Why do people wait? Sometimes it is the fear of the unknown.
After all, not many of us want to go to an appointment to get bad news.
Not many of us are thrilled with the idea of having to wear a hearing aid. It’s just one more thing to have to deal with. Once you and your spouse know you have a hearing loss...NOW you must deal with it. There are decisions to made! Some will make a positive decision towards better health and others will bury their heads in the sand. They will do nothing. Nothing for themselves or their loved ones. Nothing. That is why after a hearing test is completed, we will spend the much-needed time to demonstrate what today’s hearing technology sounds like. It may just bring tears to your eyes.
So, what happens if you wait. Your brain starts to go into atrophy.

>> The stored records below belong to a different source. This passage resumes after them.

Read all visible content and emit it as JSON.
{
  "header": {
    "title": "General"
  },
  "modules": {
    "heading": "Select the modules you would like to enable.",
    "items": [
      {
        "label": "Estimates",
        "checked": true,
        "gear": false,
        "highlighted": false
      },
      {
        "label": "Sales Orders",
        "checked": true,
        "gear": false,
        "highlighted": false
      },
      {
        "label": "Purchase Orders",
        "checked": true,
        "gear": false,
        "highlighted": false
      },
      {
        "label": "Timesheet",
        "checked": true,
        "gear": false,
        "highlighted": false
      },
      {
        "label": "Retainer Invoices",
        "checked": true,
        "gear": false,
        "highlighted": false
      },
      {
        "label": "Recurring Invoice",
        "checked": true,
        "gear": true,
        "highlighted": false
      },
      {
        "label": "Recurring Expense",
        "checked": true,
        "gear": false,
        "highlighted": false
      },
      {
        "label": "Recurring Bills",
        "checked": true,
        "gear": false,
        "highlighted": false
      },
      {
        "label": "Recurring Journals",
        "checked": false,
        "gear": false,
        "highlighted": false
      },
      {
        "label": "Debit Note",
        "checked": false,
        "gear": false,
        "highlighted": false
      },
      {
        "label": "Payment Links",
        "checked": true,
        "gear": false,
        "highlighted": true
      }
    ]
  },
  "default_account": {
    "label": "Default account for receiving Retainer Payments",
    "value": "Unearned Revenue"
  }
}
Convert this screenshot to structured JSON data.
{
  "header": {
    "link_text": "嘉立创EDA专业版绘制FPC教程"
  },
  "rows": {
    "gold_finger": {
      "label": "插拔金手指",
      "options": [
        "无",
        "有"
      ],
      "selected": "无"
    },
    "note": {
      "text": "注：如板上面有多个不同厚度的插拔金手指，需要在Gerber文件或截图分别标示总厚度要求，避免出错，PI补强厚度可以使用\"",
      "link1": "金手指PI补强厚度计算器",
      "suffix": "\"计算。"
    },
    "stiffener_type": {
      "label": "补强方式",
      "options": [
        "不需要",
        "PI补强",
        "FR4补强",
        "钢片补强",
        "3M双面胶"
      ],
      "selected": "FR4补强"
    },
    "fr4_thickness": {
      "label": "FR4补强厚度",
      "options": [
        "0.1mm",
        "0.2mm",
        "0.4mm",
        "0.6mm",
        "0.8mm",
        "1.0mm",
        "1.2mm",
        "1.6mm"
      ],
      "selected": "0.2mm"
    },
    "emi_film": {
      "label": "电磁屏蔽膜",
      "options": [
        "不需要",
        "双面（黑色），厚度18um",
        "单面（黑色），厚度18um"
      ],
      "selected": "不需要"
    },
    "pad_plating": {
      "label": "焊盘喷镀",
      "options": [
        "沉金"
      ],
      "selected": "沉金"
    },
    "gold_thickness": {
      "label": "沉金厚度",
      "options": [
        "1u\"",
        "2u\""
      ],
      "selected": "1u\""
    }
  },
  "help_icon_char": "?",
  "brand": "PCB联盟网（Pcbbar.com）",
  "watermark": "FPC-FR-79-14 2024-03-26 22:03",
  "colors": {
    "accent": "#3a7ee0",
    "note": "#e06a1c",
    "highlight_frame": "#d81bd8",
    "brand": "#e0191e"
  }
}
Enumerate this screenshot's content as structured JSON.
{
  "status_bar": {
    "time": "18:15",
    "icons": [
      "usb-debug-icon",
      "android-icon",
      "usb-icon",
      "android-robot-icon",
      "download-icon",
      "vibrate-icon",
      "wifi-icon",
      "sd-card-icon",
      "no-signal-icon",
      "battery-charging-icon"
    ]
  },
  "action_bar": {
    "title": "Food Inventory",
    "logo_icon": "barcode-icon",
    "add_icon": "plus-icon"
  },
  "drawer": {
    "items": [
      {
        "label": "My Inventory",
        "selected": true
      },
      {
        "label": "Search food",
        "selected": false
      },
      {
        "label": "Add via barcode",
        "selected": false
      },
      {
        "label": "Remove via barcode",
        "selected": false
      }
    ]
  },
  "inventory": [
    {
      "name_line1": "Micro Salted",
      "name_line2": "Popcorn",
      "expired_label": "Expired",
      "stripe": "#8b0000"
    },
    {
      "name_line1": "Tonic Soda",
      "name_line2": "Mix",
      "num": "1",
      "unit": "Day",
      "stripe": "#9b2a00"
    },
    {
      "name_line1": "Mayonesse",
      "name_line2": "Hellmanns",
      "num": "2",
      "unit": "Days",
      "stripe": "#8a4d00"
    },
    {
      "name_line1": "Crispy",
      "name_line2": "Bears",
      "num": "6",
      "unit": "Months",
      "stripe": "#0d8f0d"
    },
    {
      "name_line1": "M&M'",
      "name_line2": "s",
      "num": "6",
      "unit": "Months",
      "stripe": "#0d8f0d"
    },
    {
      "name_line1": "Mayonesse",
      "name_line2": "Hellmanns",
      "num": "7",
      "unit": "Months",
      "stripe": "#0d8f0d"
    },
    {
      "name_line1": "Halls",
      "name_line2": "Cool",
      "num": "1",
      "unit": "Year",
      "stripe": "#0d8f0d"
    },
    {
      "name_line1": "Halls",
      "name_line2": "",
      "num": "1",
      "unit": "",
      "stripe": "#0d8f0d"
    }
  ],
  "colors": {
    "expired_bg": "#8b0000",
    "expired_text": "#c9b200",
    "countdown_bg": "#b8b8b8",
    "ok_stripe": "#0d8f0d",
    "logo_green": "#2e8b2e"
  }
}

The auditory part of your brain starts to shrink. Your little “hearing hairs” will become extra sensitive because of lack of stimulation. The problem with this increased sensitivity is that it makes it harder for your brain to accept amplification. The longer you wait the more difficult it is for your brain to identify the sounds properly. Speech may sound funny at first when you correct your hearing loss. It may sound tinny or perhaps even harsh. Wind may seem exceptionally loud. These items can be addressed with the advanced technology of hearing instruments today. However: the brain is a different story.
The individuality of brain equates to different adaption and success rates among hearing instrument wearers. If you think you have had a hearing loss for a ‘few years’, then more than likely it has been around 7 years. If you tell us, you have had hearing problems for probably 15 years...OMG!! THAT IS AN ETERNITY!! What I mean to say... calmly...
It takes the average brain 6 - 8 months of wearing a hearing instrument to say that the sounds are “normal/natural.” This is based on a study back in the 1990’s by AARP. (And a wearing schedule of 14 hours per day). This is not the amount of time that it takes you adapt to the hearing instruments and to appreciate them. It is just the brain getting used to what sounds and speech really sound like.
Do you have a hearing loss? Do others tell you that you should get your hearing checked? If you are not understanding speech, then you are probably missing some of the high frequencies in which the consonants exist. So, what else are you not hearing properly? Perhaps the blinker in your car. Silverware sounds. Machine noises like the refrigerator. The newspaper when you turn the pages. Your feet as you walk across the floor. Carpet and tile have different sounds that you should be able to hear if your hearing is normal. How about the sound while you are brushing your teeth. If shouldn’t be soft. How about your car running. Newer cars are quiet; but you should still be able to hear it. My goodness, if you pull into your garage and forget to turn off the engine because you didn’t hear it running, you could kill yourself or someone else in the home.
If you wait long enough to correct your hearing loss you may wait too long. You know the saying; “if you don’t use it, you lose it.” This is so very true. I don’t know of anything that gets better without practice and activity. Your brain needs activity. Your brain needs practice at hearing and communication. Your brain needs auditory stimulation at the proper intensity. Your brain improves with constant stimulation.
Now, I have your attention. So, you jump to it and get a hearing test and hearing instruments. This is where the fun starts for all involved. I mean that sincerely. It really is fun and rewarding to help people get their lives back. Most importantly we try to make it fun for you as well. Some of the best advice that I can give to patients is to enjoy the sounds of hearing. It took a long time for you to get the hearing loss (hopefully) and a long time for you to do anything about it. Therefore, you must give yourself time. Time for you brain to adapt. Time for us to gather data from your hearing loss on the speech and noise signals in your life. Time for you and us to learn what YOU need and what you can accept. Don’t give up. Remember the AARP study mentioned earlier. (6-8 months at 14-hour days for most people’s brain to adapt hearing instruments). While this seems like a long time...we all know it really isn’t. It’s not like we fit you with the hearing instruments and turn you lose. It’s an adjustment period. What bugs you for the first few weeks won’t even be remembered in 9 or 10 months. “Good things are worth the wait!”
Don’t live in your own quiet little bubble. If you wear hearing instruments…give yourself and your brain time to adapt to all the beautiful sounds in your busy world. If you are having difficulties adapting, it will get better. It takes time. Everyone’s time frame for adjustment is different depending upon technology, personal history, and hearing loss level. Take the necessary steps! To Hear Better Is to Live Better!